Excerpts from a dataset:
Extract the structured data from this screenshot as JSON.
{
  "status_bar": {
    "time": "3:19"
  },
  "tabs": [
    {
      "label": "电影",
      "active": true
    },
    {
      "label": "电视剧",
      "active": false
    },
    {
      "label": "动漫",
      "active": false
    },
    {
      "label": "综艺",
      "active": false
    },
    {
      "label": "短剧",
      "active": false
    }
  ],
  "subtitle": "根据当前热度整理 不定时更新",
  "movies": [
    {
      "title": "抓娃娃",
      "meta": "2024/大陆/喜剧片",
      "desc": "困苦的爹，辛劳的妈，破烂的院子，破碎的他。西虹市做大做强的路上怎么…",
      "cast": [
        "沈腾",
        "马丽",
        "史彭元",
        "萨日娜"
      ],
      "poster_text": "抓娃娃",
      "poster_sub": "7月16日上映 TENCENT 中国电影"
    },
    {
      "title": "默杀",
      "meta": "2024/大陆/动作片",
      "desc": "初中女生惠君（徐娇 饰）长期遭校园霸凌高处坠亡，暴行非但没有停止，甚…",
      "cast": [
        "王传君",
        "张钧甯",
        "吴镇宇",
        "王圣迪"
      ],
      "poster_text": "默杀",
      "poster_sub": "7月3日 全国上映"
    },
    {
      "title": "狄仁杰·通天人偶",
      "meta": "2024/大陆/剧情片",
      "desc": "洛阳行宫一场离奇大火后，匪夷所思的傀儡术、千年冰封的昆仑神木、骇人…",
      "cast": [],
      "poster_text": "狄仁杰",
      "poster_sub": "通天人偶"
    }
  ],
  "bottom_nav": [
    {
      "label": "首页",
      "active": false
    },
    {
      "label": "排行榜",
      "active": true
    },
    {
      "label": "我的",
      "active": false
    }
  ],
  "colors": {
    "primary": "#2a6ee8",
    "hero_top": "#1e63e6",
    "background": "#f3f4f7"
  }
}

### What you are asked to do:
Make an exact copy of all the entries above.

### Answer box:
Extract the structured data from this screenshot as JSON.
{
  "status_bar": {
    "time": "3:19"
  },
  "tabs": [
    {
      "label": "电影",
      "active": true
    },
    {
      "label": "电视剧",
      "active": false
    },
    {
      "label": "动漫",
      "active": false
    },
    {
      "label": "综艺",
      "active": false
    },
    {
      "label": "短剧",
      "active": false
    }
  ],
  "subtitle": "根据当前热度整理 不定时更新",
  "movies": [
    {
      "title": "抓娃娃",
      "meta": "2024/大陆/喜剧片",
      "desc": "困苦的爹，辛劳的妈，破烂的院子，破碎的他。西虹市做大做强的路上怎么…",
      "cast": [
        "沈腾",
        "马丽",
        "史彭元",
        "萨日娜"
      ],
      "poster_text": "抓娃娃",
      "poster_sub": "7月16日上映 TENCENT 中国电影"
    },
    {
      "title": "默杀",
      "meta": "2024/大陆/动作片",
      "desc": "初中女生惠君（徐娇 饰）长期遭校园霸凌高处坠亡，暴行非但没有停止，甚…",
      "cast": [
        "王传君",
        "张钧甯",
        "吴镇宇",
        "王圣迪"
      ],
      "poster_text": "默杀",
      "poster_sub": "7月3日 全国上映"
    },
    {
      "title": "狄仁杰·通天人偶",
      "meta": "2024/大陆/剧情片",
      "desc": "洛阳行宫一场离奇大火后，匪夷所思的傀儡术、千年冰封的昆仑神木、骇人…",
      "cast": [],
      "poster_text": "狄仁杰",
      "poster_sub": "通天人偶"
    }
  ],
  "bottom_nav": [
    {
      "label": "首页",
      "active": false
    },
    {
      "label": "排行榜",
      "active": true
    },
    {
      "label": "我的",
      "active": false
    }
  ],
  "colors": {
    "primary": "#2a6ee8",
    "hero_top": "#1e63e6",
    "background": "#f3f4f7"
  }
}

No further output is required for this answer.